Required action - Search the records for the word "Style" and report each line that has it.

Record excerpts -
□ □ □ □ □
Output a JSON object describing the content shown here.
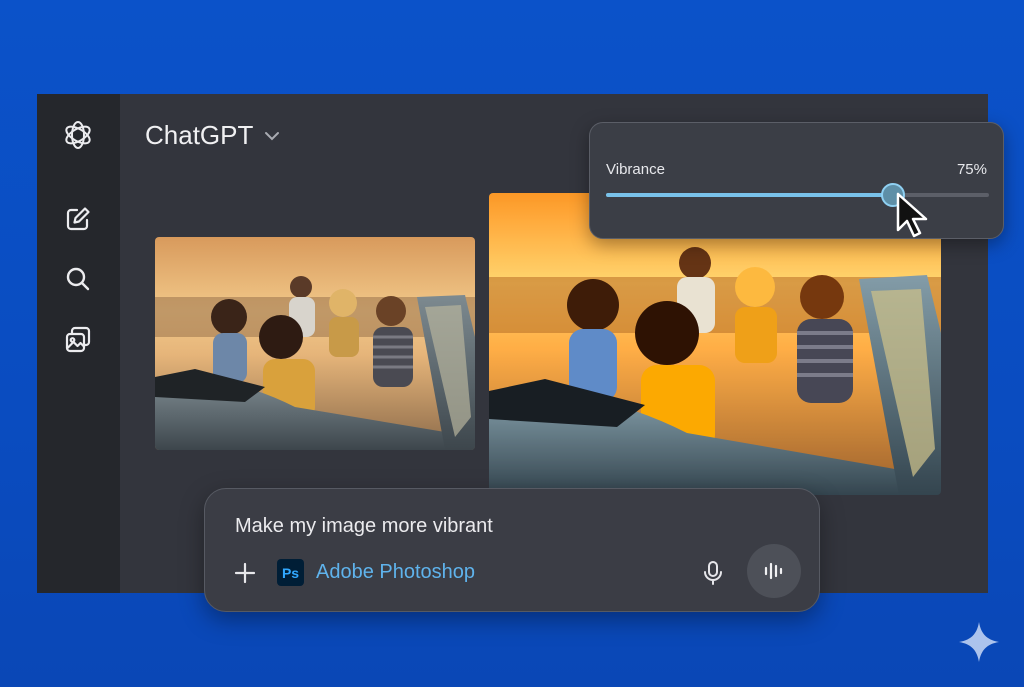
{
  "app": {
    "title": "ChatGPT"
  },
  "sidebar": {
    "items": [
      {
        "icon": "openai-logo-icon"
      },
      {
        "icon": "new-chat-icon"
      },
      {
        "icon": "search-icon"
      },
      {
        "icon": "images-icon"
      }
    ]
  },
  "popover": {
    "label": "Vibrance",
    "value_text": "75%",
    "value": 0.75
  },
  "prompt": {
    "text": "Make my image more vibrant",
    "app_chip_logo": "Ps",
    "app_chip_label": "Adobe Photoshop"
  },
  "colors": {
    "background": "#0b52c9",
    "window": "#33353d",
    "sidebar": "#25272c",
    "slider_fill": "#79c2ea",
    "photoshop_blue": "#31a8ff"
  }
}
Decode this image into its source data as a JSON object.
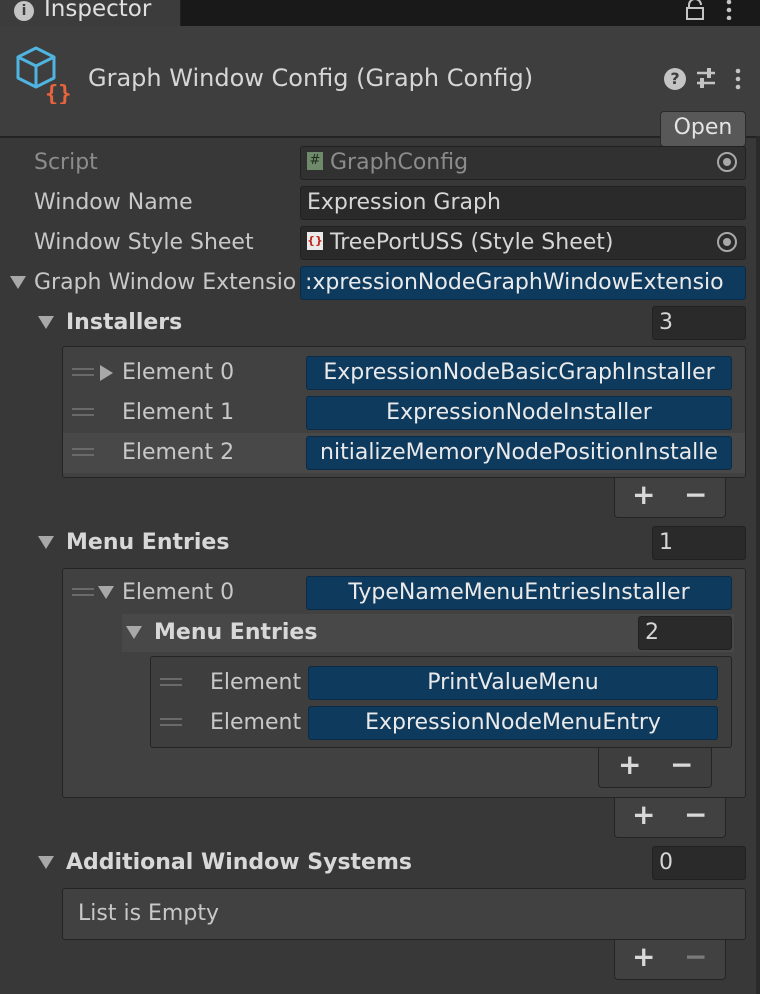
{
  "tab": {
    "label": "Inspector"
  },
  "header": {
    "title": "Graph Window Config (Graph Config)",
    "open_label": "Open",
    "asset_icon": "scriptable-object-icon"
  },
  "fields": {
    "script_label": "Script",
    "script_value": "GraphConfig",
    "window_name_label": "Window Name",
    "window_name_value": "Expression Graph",
    "style_sheet_label": "Window Style Sheet",
    "style_sheet_value": "TreePortUSS (Style Sheet)",
    "extension_label": "Graph Window Extensio",
    "extension_value": ":xpressionNodeGraphWindowExtensio"
  },
  "installers": {
    "label": "Installers",
    "size": "3",
    "items": [
      {
        "label": "Element 0",
        "value": "ExpressionNodeBasicGraphInstaller"
      },
      {
        "label": "Element 1",
        "value": "ExpressionNodeInstaller"
      },
      {
        "label": "Element 2",
        "value": "nitializeMemoryNodePositionInstalle"
      }
    ]
  },
  "menu_entries": {
    "label": "Menu Entries",
    "size": "1",
    "element0": {
      "label": "Element 0",
      "value": "TypeNameMenuEntriesInstaller"
    },
    "inner": {
      "label": "Menu Entries",
      "size": "2",
      "items": [
        {
          "label": "Element",
          "value": "PrintValueMenu"
        },
        {
          "label": "Element",
          "value": "ExpressionNodeMenuEntry"
        }
      ]
    }
  },
  "additional": {
    "label": "Additional Window Systems",
    "size": "0",
    "empty_text": "List is Empty"
  },
  "controls": {
    "plus": "+",
    "minus": "−"
  }
}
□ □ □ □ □
Task output -
    "style_sheet_label": "Window Style Sheet",
    "style_sheet_value": "TreePortUSS (Style Sheet)",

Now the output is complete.